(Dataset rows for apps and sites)
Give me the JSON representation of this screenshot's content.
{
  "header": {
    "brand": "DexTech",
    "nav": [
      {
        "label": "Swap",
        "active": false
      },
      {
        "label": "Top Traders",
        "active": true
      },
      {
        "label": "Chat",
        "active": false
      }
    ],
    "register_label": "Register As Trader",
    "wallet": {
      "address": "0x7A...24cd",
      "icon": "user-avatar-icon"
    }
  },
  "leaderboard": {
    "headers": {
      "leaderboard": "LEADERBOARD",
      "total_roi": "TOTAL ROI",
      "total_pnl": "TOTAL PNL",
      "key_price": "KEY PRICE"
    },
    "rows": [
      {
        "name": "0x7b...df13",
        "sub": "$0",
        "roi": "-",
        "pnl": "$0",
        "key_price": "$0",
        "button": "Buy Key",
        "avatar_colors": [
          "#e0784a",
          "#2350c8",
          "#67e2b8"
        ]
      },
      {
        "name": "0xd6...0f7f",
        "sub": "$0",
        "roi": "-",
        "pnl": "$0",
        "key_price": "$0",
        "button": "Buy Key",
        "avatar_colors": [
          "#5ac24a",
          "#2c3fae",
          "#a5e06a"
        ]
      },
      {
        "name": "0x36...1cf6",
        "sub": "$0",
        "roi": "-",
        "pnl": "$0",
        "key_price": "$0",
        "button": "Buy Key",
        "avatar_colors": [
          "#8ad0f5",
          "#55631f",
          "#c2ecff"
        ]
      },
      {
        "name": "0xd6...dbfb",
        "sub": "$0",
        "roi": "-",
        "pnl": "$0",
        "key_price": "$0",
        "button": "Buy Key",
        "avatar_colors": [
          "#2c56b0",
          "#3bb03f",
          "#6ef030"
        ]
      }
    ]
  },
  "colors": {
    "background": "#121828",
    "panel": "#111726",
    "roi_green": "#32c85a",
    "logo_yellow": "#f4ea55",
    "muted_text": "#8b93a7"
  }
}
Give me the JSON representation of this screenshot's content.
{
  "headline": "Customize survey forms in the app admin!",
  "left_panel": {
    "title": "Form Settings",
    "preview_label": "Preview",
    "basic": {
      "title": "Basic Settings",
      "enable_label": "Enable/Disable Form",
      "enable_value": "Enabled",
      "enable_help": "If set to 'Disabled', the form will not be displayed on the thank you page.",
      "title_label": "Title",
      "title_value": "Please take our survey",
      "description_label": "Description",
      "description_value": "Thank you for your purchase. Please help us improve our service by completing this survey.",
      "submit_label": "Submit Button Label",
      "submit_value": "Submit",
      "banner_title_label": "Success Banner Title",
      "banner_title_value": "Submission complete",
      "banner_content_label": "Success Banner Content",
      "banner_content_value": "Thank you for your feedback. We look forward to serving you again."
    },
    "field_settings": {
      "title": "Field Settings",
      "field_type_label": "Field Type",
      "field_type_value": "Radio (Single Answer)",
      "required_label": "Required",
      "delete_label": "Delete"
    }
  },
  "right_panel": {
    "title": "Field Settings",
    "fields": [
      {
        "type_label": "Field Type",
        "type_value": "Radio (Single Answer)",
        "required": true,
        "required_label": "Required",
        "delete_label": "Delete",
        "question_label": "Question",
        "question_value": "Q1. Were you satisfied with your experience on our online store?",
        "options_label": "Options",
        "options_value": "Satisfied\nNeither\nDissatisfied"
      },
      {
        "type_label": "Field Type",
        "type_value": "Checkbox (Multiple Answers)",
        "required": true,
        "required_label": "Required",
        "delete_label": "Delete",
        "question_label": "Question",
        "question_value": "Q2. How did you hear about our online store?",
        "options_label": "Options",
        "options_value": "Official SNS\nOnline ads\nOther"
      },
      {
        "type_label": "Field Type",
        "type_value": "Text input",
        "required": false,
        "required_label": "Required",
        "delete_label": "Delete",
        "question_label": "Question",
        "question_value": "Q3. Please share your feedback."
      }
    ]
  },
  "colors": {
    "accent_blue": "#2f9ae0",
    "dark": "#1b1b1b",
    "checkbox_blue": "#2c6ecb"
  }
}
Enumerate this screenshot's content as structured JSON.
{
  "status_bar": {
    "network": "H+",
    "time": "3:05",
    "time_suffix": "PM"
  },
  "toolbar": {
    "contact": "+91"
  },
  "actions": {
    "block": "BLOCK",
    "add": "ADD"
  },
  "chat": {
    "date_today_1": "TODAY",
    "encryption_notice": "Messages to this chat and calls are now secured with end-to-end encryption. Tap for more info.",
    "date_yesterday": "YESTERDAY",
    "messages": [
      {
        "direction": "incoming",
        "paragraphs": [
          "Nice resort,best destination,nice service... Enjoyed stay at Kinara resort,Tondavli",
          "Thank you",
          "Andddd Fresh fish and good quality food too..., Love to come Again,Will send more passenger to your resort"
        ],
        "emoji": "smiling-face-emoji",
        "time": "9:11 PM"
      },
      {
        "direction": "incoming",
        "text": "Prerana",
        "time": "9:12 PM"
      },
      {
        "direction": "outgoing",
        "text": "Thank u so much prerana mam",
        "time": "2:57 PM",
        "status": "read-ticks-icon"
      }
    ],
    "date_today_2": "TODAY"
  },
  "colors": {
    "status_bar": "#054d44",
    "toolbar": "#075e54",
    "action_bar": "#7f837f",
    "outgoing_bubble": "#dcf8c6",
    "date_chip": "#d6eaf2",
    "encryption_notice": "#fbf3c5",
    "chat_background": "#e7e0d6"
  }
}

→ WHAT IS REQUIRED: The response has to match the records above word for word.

→ SOLUTION TO THIS PROBLEM:
Give me the JSON representation of this screenshot's content.
{
  "header": {
    "brand": "DexTech",
    "nav": [
      {
        "label": "Swap",
        "active": false
      },
      {
        "label": "Top Traders",
        "active": true
      },
      {
        "label": "Chat",
        "active": false
      }
    ],
    "register_label": "Register As Trader",
    "wallet": {
      "address": "0x7A...24cd",
      "icon": "user-avatar-icon"
    }
  },
  "leaderboard": {
    "headers": {
      "leaderboard": "LEADERBOARD",
      "total_roi": "TOTAL ROI",
      "total_pnl": "TOTAL PNL",
      "key_price": "KEY PRICE"
    },
    "rows": [
      {
        "name": "0x7b...df13",
        "sub": "$0",
        "roi": "-",
        "pnl": "$0",
        "key_price": "$0",
        "button": "Buy Key",
        "avatar_colors": [
          "#e0784a",
          "#2350c8",
          "#67e2b8"
        ]
      },
      {
        "name": "0xd6...0f7f",
        "sub": "$0",
        "roi": "-",
        "pnl": "$0",
        "key_price": "$0",
        "button": "Buy Key",
        "avatar_colors": [
          "#5ac24a",
          "#2c3fae",
          "#a5e06a"
        ]
      },
      {
        "name": "0x36...1cf6",
        "sub": "$0",
        "roi": "-",
        "pnl": "$0",
        "key_price": "$0",
        "button": "Buy Key",
        "avatar_colors": [
          "#8ad0f5",
          "#55631f",
          "#c2ecff"
        ]
      },
      {
        "name": "0xd6...dbfb",
        "sub": "$0",
        "roi": "-",
        "pnl": "$0",
        "key_price": "$0",
        "button": "Buy Key",
        "avatar_colors": [
          "#2c56b0",
          "#3bb03f",
          "#6ef030"
        ]
      }
    ]
  },
  "colors": {
    "background": "#121828",
    "panel": "#111726",
    "roi_green": "#32c85a",
    "logo_yellow": "#f4ea55",
    "muted_text": "#8b93a7"
  }
}
Give me the JSON representation of this screenshot's content.
{
  "headline": "Customize survey forms in the app admin!",
  "left_panel": {
    "title": "Form Settings",
    "preview_label": "Preview",
    "basic": {
      "title": "Basic Settings",
      "enable_label": "Enable/Disable Form",
      "enable_value": "Enabled",
      "enable_help": "If set to 'Disabled', the form will not be displayed on the thank you page.",
      "title_label": "Title",
      "title_value": "Please take our survey",
      "description_label": "Description",
      "description_value": "Thank you for your purchase. Please help us improve our service by completing this survey.",
      "submit_label": "Submit Button Label",
      "submit_value": "Submit",
      "banner_title_label": "Success Banner Title",
      "banner_title_value": "Submission complete",
      "banner_content_label": "Success Banner Content",
      "banner_content_value": "Thank you for your feedback. We look forward to serving you again."
    },
    "field_settings": {
      "title": "Field Settings",
      "field_type_label": "Field Type",
      "field_type_value": "Radio (Single Answer)",
      "required_label": "Required",
      "delete_label": "Delete"
    }
  },
  "right_panel": {
    "title": "Field Settings",
    "fields": [
      {
        "type_label": "Field Type",
        "type_value": "Radio (Single Answer)",
        "required": true,
        "required_label": "Required",
        "delete_label": "Delete",
        "question_label": "Question",
        "question_value": "Q1. Were you satisfied with your experience on our online store?",
        "options_label": "Options",
        "options_value": "Satisfied\nNeither\nDissatisfied"
      },
      {
        "type_label": "Field Type",
        "type_value": "Checkbox (Multiple Answers)",
        "required": true,
        "required_label": "Required",
        "delete_label": "Delete",
        "question_label": "Question",
        "question_value": "Q2. How did you hear about our online store?",
        "options_label": "Options",
        "options_value": "Official SNS\nOnline ads\nOther"
      },
      {
        "type_label": "Field Type",
        "type_value": "Text input",
        "required": false,
        "required_label": "Required",
        "delete_label": "Delete",
        "question_label": "Question",
        "question_value": "Q3. Please share your feedback."
      }
    ]
  },
  "colors": {
    "accent_blue": "#2f9ae0",
    "dark": "#1b1b1b",
    "checkbox_blue": "#2c6ecb"
  }
}
Enumerate this screenshot's content as structured JSON.
{
  "status_bar": {
    "network": "H+",
    "time": "3:05",
    "time_suffix": "PM"
  },
  "toolbar": {
    "contact": "+91"
  },
  "actions": {
    "block": "BLOCK",
    "add": "ADD"
  },
  "chat": {
    "date_today_1": "TODAY",
    "encryption_notice": "Messages to this chat and calls are now secured with end-to-end encryption. Tap for more info.",
    "date_yesterday": "YESTERDAY",
    "messages": [
      {
        "direction": "incoming",
        "paragraphs": [
          "Nice resort,best destination,nice service... Enjoyed stay at Kinara resort,Tondavli",
          "Thank you",
          "Andddd Fresh fish and good quality food too..., Love to come Again,Will send more passenger to your resort"
        ],
        "emoji": "smiling-face-emoji",
        "time": "9:11 PM"
      },
      {
        "direction": "incoming",
        "text": "Prerana",
        "time": "9:12 PM"
      },
      {
        "direction": "outgoing",
        "text": "Thank u so much prerana mam",
        "time": "2:57 PM",
        "status": "read-ticks-icon"
      }
    ],
    "date_today_2": "TODAY"
  },
  "colors": {
    "status_bar": "#054d44",
    "toolbar": "#075e54",
    "action_bar": "#7f837f",
    "outgoing_bubble": "#dcf8c6",
    "date_chip": "#d6eaf2",
    "encryption_notice": "#fbf3c5",
    "chat_background": "#e7e0d6"
  }
}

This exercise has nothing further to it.